The young Michelangelo Merisi da Caravaggio (1571–1610) created a major stir in late-sixteenth-century Rome with the groundbreaking naturalism and highly charged emotionalism of his paintings. One might think, given the vast number of books that have been written about him, that everything that could possibly be said about the artist has been said. However, as the author of this book argues, it is important to take a fresh look at the often repeated and widely accepted narratives about the artist's life and work.

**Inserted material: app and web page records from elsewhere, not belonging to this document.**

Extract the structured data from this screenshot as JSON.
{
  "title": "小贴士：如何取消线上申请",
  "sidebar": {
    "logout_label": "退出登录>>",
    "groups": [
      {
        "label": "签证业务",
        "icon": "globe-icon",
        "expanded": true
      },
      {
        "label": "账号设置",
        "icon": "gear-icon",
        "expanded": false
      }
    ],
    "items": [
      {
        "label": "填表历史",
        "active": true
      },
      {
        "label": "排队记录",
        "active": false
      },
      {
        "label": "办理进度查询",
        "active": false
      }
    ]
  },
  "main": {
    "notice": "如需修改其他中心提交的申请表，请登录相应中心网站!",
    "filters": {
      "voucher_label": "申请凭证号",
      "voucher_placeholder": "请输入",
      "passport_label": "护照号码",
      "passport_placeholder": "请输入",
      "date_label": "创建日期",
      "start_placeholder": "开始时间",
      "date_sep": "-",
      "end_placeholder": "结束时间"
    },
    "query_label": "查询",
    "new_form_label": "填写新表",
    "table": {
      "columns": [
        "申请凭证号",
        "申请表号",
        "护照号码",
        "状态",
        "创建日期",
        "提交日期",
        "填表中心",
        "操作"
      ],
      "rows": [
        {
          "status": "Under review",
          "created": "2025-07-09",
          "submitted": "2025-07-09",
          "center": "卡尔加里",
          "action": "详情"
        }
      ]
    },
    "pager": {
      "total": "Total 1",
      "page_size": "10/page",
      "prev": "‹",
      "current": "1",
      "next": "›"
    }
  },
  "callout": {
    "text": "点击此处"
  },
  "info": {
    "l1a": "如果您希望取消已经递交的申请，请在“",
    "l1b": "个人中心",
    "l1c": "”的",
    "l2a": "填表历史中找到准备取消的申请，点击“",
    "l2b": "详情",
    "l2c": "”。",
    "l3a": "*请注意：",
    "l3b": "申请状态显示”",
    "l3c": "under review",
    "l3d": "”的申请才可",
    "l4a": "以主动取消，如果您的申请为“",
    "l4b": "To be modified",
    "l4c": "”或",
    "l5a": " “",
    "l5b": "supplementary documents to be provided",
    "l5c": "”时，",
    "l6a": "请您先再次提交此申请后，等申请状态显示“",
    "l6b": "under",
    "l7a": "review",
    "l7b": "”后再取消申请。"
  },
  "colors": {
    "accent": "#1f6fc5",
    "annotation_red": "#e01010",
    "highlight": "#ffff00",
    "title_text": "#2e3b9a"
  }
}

Sybille Ebert-Schifferer subjects the available sources to a critical reevaluation, uncovering evidence that the efforts of Caravaggio's contemporaries to disparage his character and his artwork often sprang from their own cultural biases or a desire to promote the artistic achievements of his rivals. Contrary to repeated claims in the literature, the painter lacked neither education nor piety, but was an extremely accomplished technician who developed a successful marketing strategy. He enjoyed great respect and earned high fees from his prestigious clients while he also inspired a large circle of imitators. Even his brushes with the law conformed to the behavioral norms of the aristocratic Romans he sought to emulate.
The beautiful reproductions of Caravaggio's paintings in this volume make clear why he captivated the imagination of his contemporaries, a reaction that echoes today in the ongoing popularity of his work and the fierce debate that it continues to provoke among art historians.
Sybille Ebert-Schifferer is the director of the Bibliotheca Hertziana at the Max Planck Institute for Art History in Rome. She is the author of Still Life: A History (Abrams, 1999) and coeditor of Sacred Possessions: Collecting Italian Religious Art, 1500–1900 (Getty Publications, 2010).